The Government of Ontario is making small claims easier, faster and more affordable to settle.

small claims court changes 2020

The Attorney General for Ontario recently announced that, effective January 1, 2020, there will be changes to the way claims are brought in Small Claims Court and under the Rules of Simplified Procedure.  

Small Claims Court

Monetary Limit for commencing a claim

For claims proceeding in the Small Claims Court, the monetary limit will increase from $25,000.00 to $35,000.00. 

A litigant who started their claim in the Superior Court can seek to transfer their case to the Small Claims Court if the claim falls within the monetary threshold. 

Simplified Procedure

Monetary Limit for commencing a claim

For claims proceeding under Rule 76 of the Rules of Civil Procedure, the monetary limit will increase from $100,000.00 to $200,000.00.  

Limitations on Costs and Disbursements

For actions commenced on or after January 1, 2020, the recovery of costs will be limited to $50,000.00 or $25,000.00 for disbursements, not including HST. 

Examination for Discovery

The time for each party to conduct oral examinations for discovery will increase from two hours to three hours. 

Trial

Trials will be limited to five days.
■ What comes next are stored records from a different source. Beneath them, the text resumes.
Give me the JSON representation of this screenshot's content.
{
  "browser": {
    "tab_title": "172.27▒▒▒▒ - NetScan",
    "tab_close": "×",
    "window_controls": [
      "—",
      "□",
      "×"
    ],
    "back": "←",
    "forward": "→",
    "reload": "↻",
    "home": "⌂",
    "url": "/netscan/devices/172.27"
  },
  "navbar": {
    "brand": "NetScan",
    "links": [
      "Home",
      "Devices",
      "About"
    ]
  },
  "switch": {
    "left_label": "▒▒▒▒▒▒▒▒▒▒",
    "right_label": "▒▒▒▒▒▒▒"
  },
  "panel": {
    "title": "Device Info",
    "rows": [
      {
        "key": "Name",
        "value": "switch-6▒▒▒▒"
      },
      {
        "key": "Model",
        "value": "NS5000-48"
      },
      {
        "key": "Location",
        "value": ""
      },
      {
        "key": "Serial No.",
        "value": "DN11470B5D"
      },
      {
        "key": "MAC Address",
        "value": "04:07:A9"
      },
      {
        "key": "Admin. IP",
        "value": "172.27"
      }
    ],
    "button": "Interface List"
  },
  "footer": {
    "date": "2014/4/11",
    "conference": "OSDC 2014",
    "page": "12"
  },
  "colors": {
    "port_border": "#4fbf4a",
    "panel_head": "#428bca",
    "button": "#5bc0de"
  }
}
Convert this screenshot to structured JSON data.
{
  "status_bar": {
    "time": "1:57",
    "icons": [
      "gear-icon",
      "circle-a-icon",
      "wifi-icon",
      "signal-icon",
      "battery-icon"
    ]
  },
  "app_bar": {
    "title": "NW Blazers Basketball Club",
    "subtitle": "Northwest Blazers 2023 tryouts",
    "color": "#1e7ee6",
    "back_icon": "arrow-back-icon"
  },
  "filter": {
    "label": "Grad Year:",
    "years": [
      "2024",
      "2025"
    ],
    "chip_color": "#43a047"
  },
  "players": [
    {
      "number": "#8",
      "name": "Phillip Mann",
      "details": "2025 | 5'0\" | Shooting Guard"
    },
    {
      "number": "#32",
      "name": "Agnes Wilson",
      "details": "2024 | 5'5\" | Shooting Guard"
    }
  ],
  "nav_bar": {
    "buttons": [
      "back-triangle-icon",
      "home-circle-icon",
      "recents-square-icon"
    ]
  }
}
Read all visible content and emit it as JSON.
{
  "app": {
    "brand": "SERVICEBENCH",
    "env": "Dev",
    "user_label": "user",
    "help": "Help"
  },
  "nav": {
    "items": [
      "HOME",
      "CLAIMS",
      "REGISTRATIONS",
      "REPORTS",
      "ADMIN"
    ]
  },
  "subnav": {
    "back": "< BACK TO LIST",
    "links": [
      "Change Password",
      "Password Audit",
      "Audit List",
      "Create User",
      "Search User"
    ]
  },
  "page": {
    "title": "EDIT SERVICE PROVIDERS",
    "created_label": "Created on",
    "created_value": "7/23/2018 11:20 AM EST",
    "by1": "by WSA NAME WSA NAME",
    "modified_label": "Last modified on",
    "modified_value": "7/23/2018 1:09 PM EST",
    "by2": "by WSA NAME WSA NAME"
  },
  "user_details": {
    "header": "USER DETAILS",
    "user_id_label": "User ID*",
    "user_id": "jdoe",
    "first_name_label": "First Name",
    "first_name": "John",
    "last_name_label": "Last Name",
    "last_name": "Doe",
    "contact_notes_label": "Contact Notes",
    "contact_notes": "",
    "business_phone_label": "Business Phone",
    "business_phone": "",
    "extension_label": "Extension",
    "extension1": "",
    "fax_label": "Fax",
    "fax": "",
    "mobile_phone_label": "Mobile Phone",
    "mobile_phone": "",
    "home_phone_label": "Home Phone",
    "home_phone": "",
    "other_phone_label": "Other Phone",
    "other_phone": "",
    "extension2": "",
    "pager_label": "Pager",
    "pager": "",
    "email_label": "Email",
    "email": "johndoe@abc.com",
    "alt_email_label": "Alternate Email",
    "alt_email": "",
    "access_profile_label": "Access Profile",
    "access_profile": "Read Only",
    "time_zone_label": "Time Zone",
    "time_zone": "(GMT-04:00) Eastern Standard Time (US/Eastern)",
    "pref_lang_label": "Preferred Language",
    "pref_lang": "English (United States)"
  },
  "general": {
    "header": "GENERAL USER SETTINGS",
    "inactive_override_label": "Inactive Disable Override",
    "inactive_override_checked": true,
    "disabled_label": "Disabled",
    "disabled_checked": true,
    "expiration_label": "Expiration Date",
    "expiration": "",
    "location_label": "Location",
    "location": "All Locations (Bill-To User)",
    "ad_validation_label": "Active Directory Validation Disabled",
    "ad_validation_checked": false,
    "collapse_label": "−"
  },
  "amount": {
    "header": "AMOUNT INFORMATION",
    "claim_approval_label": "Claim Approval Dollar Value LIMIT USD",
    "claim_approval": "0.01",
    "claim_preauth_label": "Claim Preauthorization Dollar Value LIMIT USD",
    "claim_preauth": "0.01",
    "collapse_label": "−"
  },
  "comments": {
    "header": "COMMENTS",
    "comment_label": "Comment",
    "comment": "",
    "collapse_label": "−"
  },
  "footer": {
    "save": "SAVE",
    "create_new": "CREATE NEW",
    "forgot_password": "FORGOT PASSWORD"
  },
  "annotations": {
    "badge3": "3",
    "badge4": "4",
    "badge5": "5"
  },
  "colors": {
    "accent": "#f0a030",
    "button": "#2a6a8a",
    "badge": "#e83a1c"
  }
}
There will no longer be a distinction between ordinary trials and summary trials – there will be a new procedure that applies to all trials.

Jury trials will no longer be permitted, except for an action involving one of the following:

  • Slander
  • Libel
  • Malicious arrest
  • Malicious prosecution
  • False Imprisonment

This does not apply to an action where the jury notice was delivered before January 1, 2020. 

Anique Dublin

I am a law clerk specializing in Employment Law services. I was drawn to employment law because of the human interest component of the practice. Every new case involves a unique and highly personal story. Whether it is a discrimination or harassment claim, or a contract negotiation, it typically involves complex relationships between people in the workplace and, therefore, wrought with emotions. This makes employment law unlike many other areas of law.